[Directions] Count the lines in the entries that contain the string "课后提问". State nothing but the number.

[Source records]

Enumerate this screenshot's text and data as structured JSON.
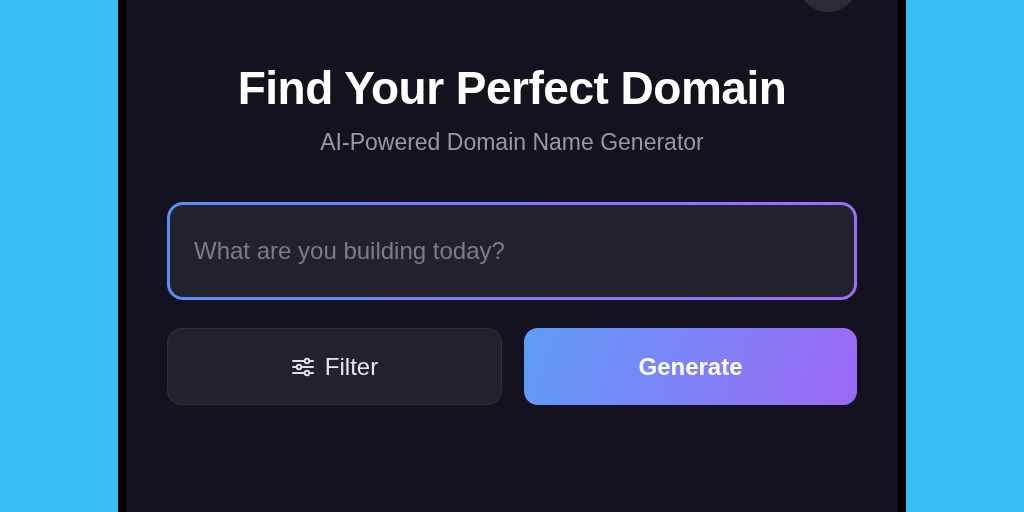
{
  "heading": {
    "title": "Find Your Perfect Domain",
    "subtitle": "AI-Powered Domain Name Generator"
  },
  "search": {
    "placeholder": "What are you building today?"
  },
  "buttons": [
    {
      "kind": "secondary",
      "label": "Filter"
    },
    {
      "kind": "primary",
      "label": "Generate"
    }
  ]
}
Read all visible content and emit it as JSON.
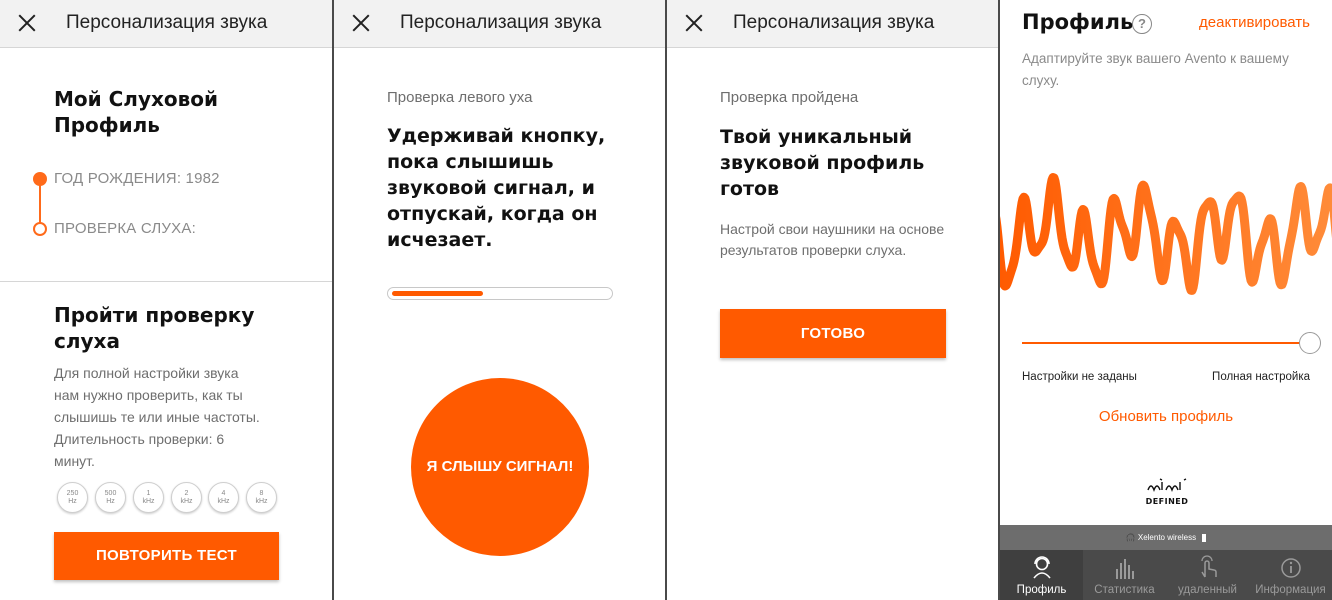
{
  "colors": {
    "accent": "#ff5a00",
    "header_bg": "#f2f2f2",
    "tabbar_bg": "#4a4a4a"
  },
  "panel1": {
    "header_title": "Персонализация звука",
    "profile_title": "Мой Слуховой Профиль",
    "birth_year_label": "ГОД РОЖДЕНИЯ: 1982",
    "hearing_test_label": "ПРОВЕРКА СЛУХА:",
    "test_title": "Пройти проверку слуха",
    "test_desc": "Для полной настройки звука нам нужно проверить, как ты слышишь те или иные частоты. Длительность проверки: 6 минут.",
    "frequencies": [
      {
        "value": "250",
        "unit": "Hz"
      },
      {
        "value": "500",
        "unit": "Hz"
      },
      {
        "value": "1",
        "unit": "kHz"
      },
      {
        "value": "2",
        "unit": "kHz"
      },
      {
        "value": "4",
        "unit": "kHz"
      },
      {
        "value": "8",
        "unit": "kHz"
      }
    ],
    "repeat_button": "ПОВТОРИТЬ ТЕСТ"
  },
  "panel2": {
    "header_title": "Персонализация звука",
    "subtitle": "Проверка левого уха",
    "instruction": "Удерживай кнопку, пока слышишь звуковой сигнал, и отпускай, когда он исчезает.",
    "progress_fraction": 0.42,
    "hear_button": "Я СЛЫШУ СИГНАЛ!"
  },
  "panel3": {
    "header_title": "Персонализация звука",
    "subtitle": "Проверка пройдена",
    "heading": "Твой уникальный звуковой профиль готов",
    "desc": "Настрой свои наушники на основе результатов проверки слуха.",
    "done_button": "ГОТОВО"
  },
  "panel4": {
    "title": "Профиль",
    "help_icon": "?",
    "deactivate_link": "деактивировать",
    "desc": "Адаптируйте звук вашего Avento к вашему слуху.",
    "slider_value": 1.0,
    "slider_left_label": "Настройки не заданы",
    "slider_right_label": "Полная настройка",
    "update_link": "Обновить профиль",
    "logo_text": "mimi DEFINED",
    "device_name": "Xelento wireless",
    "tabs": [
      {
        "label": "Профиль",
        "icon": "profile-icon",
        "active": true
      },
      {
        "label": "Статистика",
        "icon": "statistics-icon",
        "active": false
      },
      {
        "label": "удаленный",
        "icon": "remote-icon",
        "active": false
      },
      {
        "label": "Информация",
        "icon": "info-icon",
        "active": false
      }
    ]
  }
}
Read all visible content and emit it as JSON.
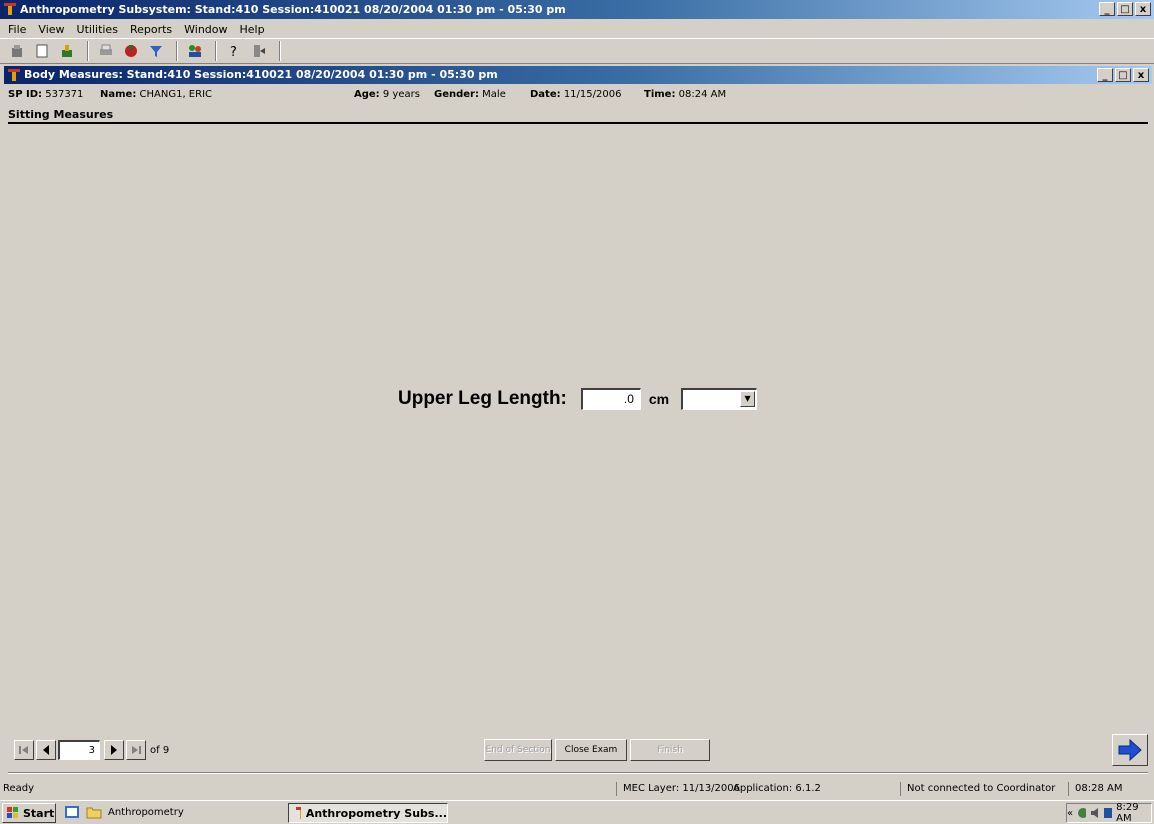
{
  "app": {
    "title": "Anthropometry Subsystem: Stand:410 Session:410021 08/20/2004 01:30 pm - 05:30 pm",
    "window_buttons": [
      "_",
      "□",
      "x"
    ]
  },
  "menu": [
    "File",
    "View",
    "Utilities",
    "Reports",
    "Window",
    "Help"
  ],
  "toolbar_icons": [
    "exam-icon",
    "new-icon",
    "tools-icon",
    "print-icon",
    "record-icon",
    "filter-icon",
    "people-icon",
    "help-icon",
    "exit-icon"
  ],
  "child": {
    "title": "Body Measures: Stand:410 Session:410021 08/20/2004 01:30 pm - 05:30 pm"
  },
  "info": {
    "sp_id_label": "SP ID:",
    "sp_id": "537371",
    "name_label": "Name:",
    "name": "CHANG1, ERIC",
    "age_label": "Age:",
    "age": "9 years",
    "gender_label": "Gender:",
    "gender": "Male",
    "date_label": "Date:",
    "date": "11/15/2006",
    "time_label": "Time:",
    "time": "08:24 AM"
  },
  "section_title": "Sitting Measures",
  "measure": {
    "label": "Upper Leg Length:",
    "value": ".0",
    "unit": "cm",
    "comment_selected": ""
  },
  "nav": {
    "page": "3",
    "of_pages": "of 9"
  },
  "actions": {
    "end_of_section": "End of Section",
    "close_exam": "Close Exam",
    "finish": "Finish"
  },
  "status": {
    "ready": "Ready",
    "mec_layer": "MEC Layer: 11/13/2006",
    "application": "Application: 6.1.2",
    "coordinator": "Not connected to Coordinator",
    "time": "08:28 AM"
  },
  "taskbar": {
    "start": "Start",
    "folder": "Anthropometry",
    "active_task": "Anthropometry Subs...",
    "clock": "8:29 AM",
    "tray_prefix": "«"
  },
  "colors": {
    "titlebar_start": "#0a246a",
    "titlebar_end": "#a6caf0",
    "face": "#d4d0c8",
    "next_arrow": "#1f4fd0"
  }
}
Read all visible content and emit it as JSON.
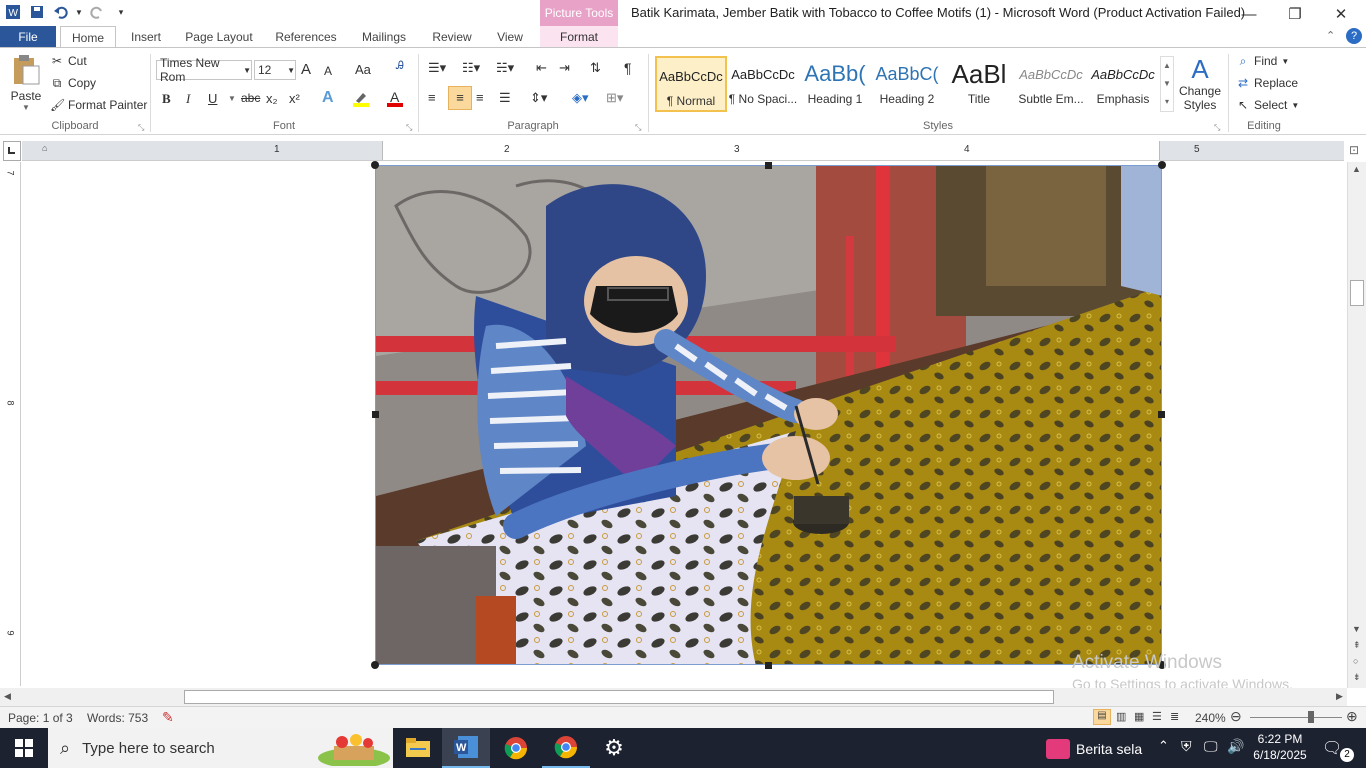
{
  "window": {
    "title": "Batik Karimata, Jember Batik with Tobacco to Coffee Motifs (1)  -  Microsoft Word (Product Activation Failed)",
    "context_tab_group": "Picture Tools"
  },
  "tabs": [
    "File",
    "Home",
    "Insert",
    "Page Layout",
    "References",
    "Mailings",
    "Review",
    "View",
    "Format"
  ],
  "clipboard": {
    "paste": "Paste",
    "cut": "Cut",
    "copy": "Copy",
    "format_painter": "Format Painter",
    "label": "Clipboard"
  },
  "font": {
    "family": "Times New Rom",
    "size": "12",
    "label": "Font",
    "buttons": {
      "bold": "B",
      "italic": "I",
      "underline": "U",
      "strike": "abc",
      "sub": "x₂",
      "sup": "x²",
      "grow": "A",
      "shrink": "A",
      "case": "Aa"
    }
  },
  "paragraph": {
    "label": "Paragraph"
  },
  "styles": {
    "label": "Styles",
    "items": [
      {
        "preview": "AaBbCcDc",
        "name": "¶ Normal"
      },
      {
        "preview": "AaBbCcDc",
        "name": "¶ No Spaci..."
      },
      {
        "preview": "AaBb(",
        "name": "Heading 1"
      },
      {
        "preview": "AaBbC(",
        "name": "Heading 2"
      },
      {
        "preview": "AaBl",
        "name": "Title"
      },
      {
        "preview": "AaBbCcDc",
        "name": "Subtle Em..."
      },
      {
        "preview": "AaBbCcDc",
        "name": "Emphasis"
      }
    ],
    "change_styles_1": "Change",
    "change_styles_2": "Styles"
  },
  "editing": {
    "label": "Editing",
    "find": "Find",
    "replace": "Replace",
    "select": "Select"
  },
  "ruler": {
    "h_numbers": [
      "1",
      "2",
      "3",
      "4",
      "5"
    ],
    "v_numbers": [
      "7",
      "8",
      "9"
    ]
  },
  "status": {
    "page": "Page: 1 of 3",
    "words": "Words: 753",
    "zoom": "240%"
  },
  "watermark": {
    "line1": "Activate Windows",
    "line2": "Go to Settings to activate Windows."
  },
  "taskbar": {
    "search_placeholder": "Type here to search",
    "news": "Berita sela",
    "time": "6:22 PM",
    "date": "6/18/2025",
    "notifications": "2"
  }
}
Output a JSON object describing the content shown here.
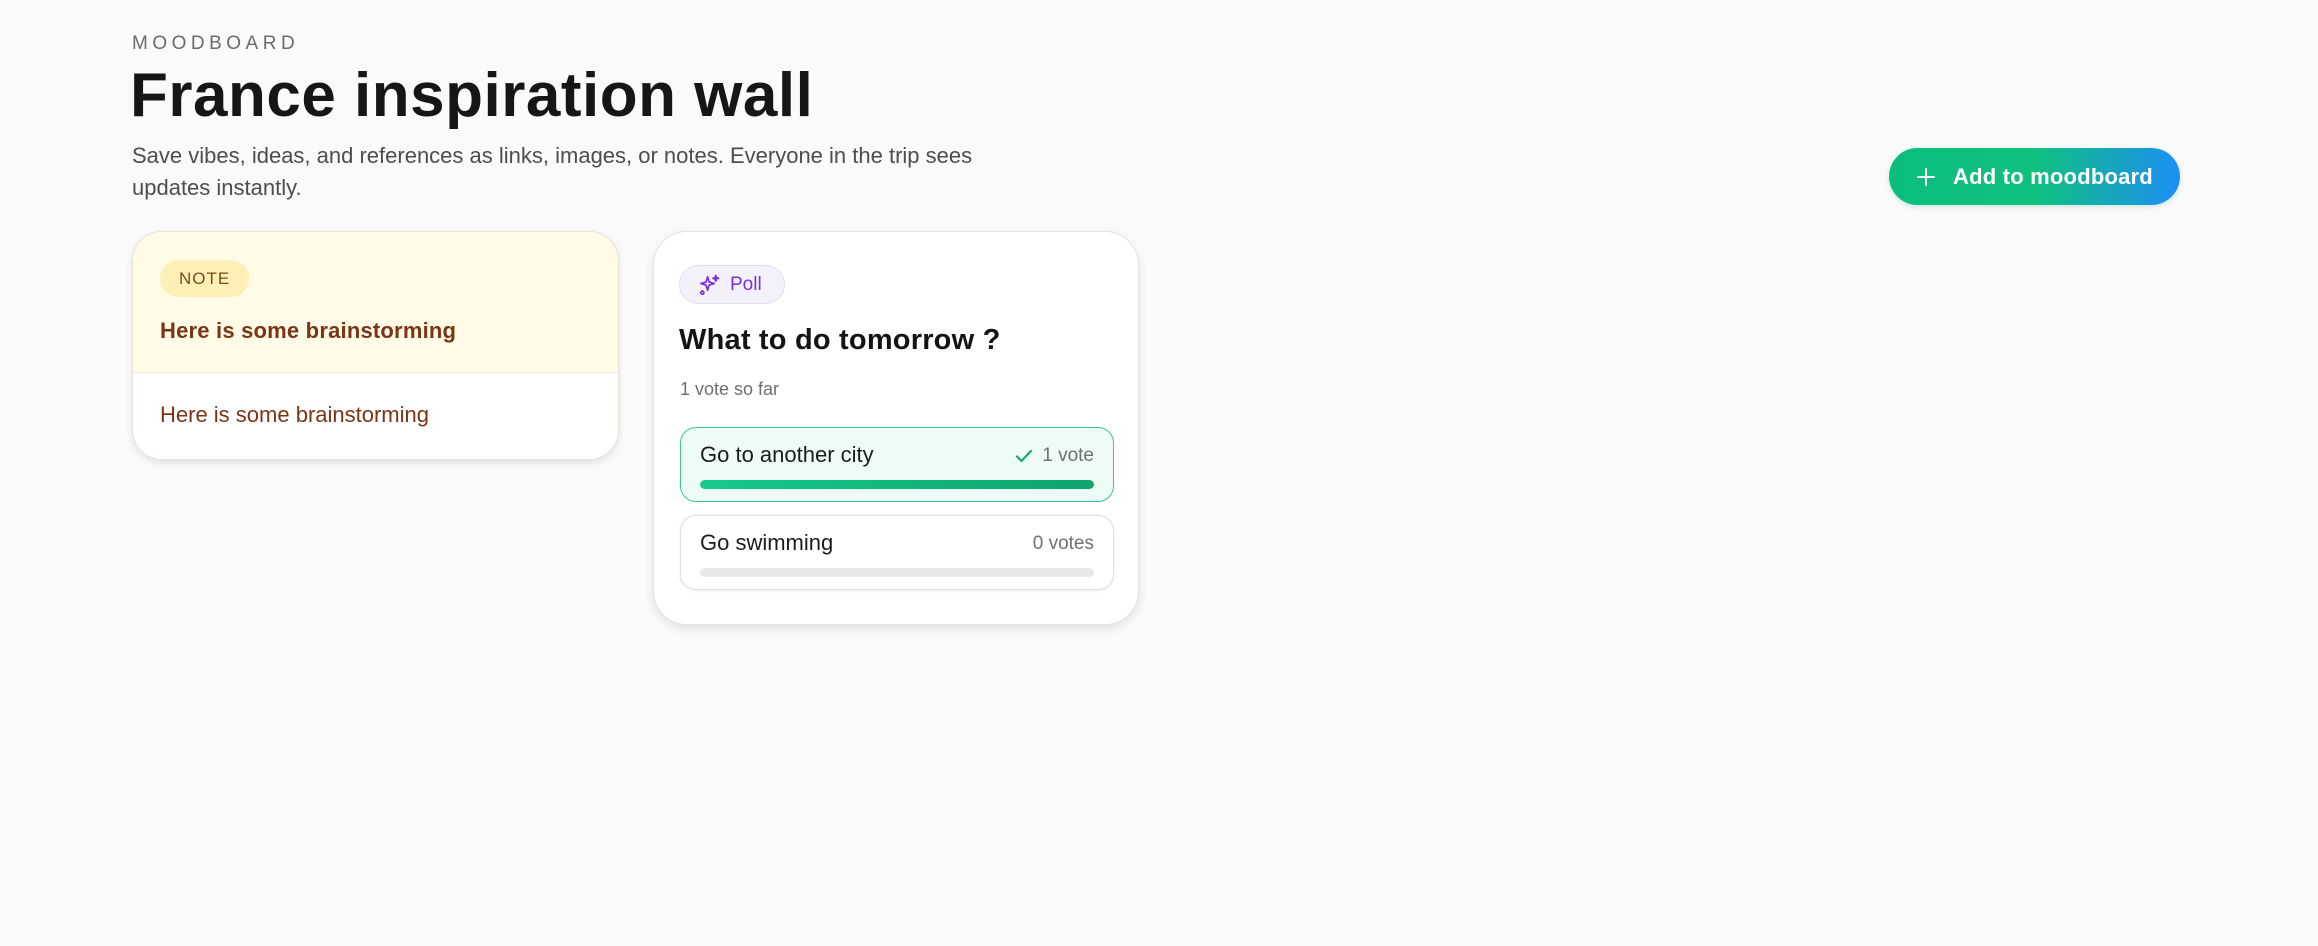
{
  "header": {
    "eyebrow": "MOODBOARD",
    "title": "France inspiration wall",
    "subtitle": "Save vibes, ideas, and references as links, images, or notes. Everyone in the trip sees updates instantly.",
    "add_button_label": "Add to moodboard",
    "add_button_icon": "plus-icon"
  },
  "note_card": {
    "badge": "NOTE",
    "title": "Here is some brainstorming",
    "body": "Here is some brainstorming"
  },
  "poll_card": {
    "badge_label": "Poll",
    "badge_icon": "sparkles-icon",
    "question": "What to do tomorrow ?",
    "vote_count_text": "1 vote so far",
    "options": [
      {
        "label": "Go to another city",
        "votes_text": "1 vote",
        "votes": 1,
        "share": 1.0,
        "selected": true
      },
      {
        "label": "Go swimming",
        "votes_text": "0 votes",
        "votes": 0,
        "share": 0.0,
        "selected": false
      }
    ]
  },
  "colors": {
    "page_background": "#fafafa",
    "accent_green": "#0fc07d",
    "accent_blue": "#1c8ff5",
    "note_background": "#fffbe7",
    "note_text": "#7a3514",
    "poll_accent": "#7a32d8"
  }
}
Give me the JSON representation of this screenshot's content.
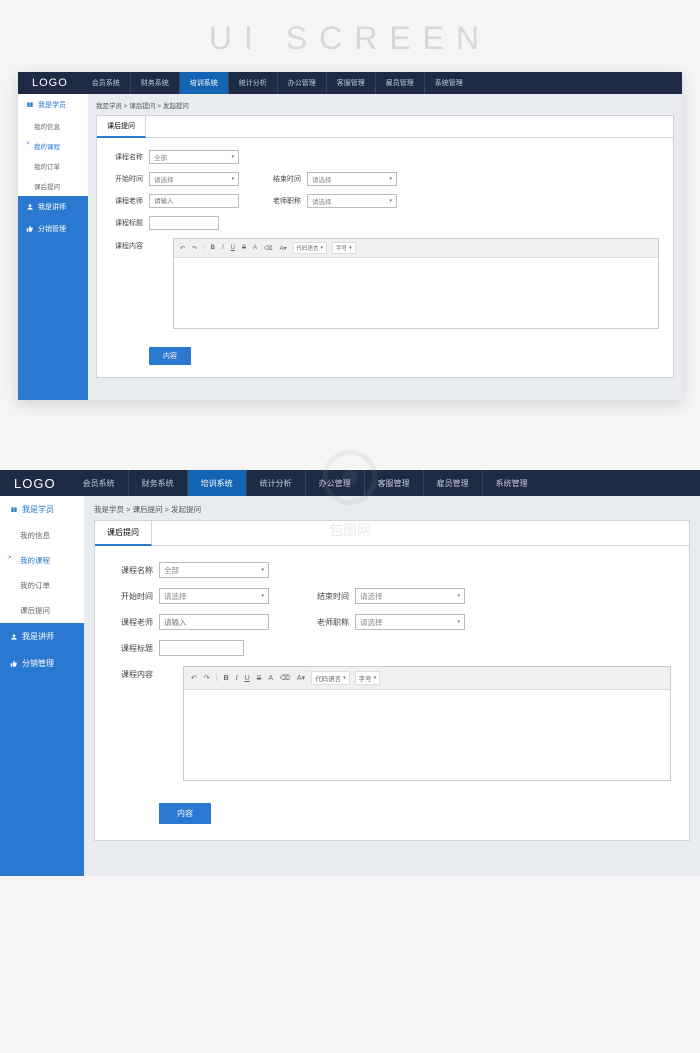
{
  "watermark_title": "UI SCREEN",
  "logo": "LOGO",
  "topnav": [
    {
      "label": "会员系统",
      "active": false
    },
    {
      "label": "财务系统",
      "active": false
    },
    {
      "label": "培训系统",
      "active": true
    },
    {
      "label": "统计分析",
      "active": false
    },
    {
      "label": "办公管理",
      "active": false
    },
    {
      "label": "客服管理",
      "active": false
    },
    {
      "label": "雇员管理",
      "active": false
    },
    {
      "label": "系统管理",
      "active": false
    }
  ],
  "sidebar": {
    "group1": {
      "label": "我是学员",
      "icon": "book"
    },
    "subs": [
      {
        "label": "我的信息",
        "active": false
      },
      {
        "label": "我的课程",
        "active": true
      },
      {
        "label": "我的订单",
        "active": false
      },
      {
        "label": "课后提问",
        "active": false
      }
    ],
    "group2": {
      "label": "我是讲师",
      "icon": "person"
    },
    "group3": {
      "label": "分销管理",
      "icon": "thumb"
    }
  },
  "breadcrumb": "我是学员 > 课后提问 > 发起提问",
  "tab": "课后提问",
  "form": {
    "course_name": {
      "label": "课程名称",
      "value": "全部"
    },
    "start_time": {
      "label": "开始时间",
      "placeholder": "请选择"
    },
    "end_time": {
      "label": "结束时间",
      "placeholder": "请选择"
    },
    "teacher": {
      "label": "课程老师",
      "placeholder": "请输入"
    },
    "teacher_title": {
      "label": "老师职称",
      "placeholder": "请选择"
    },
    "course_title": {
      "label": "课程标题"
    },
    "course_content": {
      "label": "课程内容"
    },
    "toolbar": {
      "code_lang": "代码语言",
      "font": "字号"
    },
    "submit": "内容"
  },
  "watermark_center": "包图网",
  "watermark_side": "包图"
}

[Answer box] 3